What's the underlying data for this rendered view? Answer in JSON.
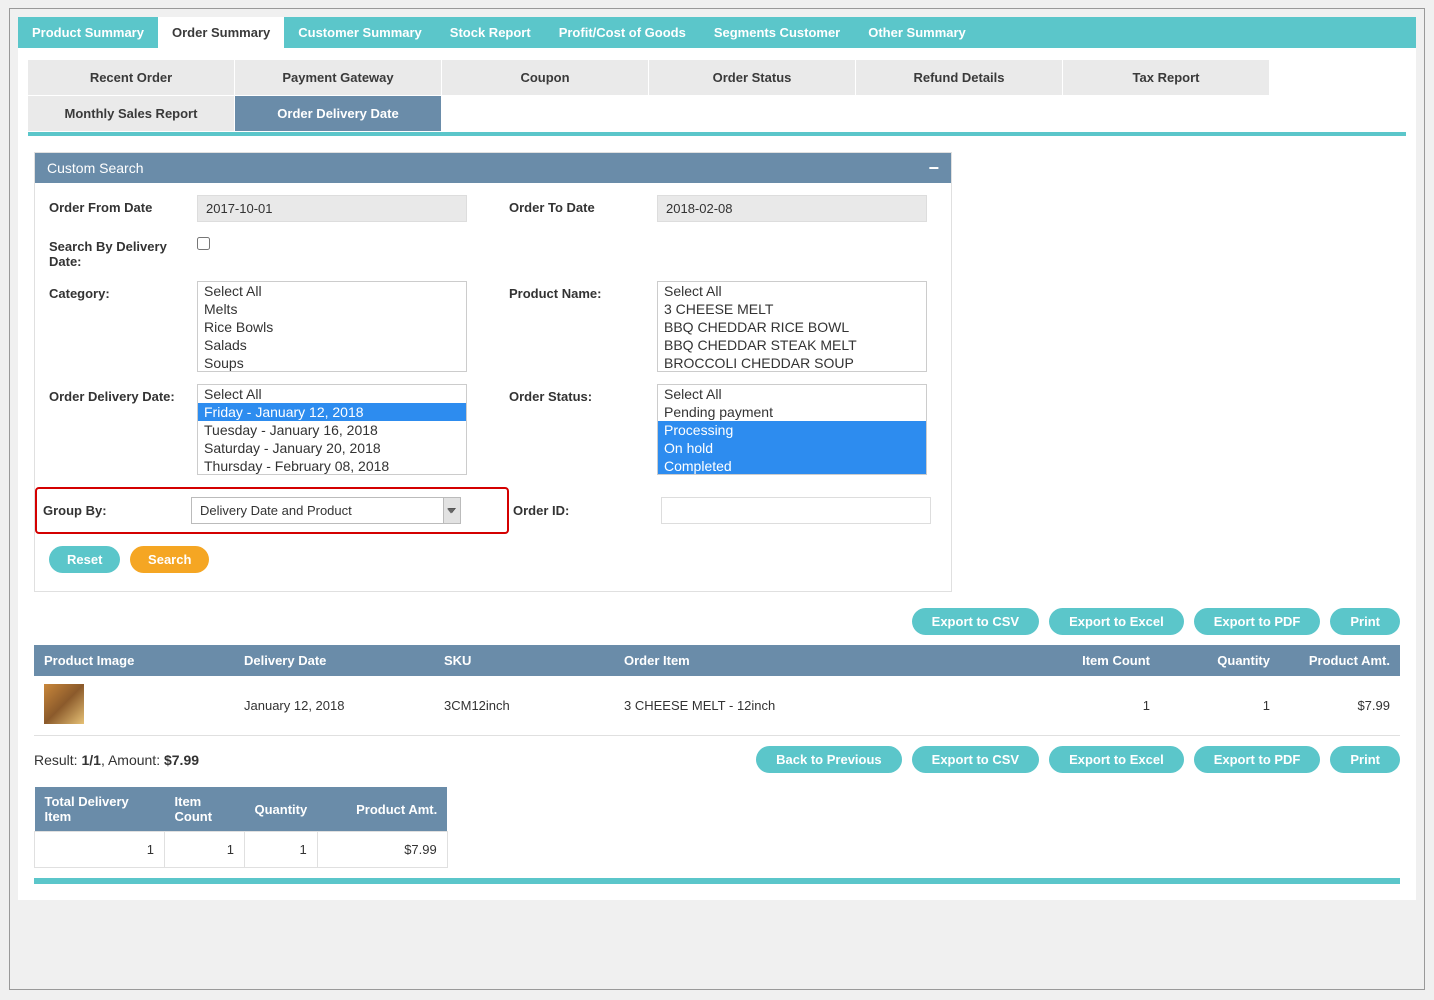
{
  "topTabs": [
    "Product Summary",
    "Order Summary",
    "Customer Summary",
    "Stock Report",
    "Profit/Cost of Goods",
    "Segments Customer",
    "Other Summary"
  ],
  "topTabActive": 1,
  "subTabs": [
    "Recent Order",
    "Payment Gateway",
    "Coupon",
    "Order Status",
    "Refund Details",
    "Tax Report",
    "Monthly Sales Report",
    "Order Delivery Date"
  ],
  "subTabActive": 7,
  "panel": {
    "title": "Custom Search",
    "collapseGlyph": "−"
  },
  "form": {
    "orderFromDateLabel": "Order From Date",
    "orderFromDate": "2017-10-01",
    "orderToDateLabel": "Order To Date",
    "orderToDate": "2018-02-08",
    "searchByDeliveryDateLabel": "Search By Delivery Date:",
    "categoryLabel": "Category:",
    "categoryItems": [
      "Select All",
      "Melts",
      "Rice Bowls",
      "Salads",
      "Soups"
    ],
    "productNameLabel": "Product Name:",
    "productItems": [
      "Select All",
      "3 CHEESE MELT",
      "BBQ CHEDDAR RICE BOWL",
      "BBQ CHEDDAR STEAK MELT",
      "BROCCOLI CHEDDAR SOUP"
    ],
    "deliveryDateLabel": "Order Delivery Date:",
    "deliveryItems": [
      "Select All",
      "Friday - January 12, 2018",
      "Tuesday - January 16, 2018",
      "Saturday - January 20, 2018",
      "Thursday - February 08, 2018"
    ],
    "deliverySelected": [
      1
    ],
    "orderStatusLabel": "Order Status:",
    "statusItems": [
      "Select All",
      "Pending payment",
      "Processing",
      "On hold",
      "Completed"
    ],
    "statusSelected": [
      2,
      3,
      4
    ],
    "groupByLabel": "Group By:",
    "groupByValue": "Delivery Date and Product",
    "orderIdLabel": "Order ID:",
    "orderIdValue": ""
  },
  "buttons": {
    "reset": "Reset",
    "search": "Search"
  },
  "export": {
    "csv": "Export to CSV",
    "excel": "Export to Excel",
    "pdf": "Export to PDF",
    "print": "Print",
    "back": "Back to Previous"
  },
  "table": {
    "headers": [
      "Product Image",
      "Delivery Date",
      "SKU",
      "Order Item",
      "Item Count",
      "Quantity",
      "Product Amt."
    ],
    "rows": [
      {
        "productImage": "thumb",
        "deliveryDate": "January 12, 2018",
        "sku": "3CM12inch",
        "orderItem": "3 CHEESE MELT - 12inch",
        "itemCount": "1",
        "quantity": "1",
        "productAmt": "$7.99"
      }
    ]
  },
  "resultLine": {
    "prefix": "Result: ",
    "count": "1/1",
    "amountPrefix": ", Amount: ",
    "amount": "$7.99"
  },
  "summary": {
    "headers": [
      "Total Delivery Item",
      "Item Count",
      "Quantity",
      "Product Amt."
    ],
    "row": {
      "totalDeliveryItem": "1",
      "itemCount": "1",
      "quantity": "1",
      "productAmt": "$7.99"
    }
  }
}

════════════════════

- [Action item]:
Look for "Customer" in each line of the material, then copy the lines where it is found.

- [Result for this task]:
    "Customer Summary",
    "Segments Customer",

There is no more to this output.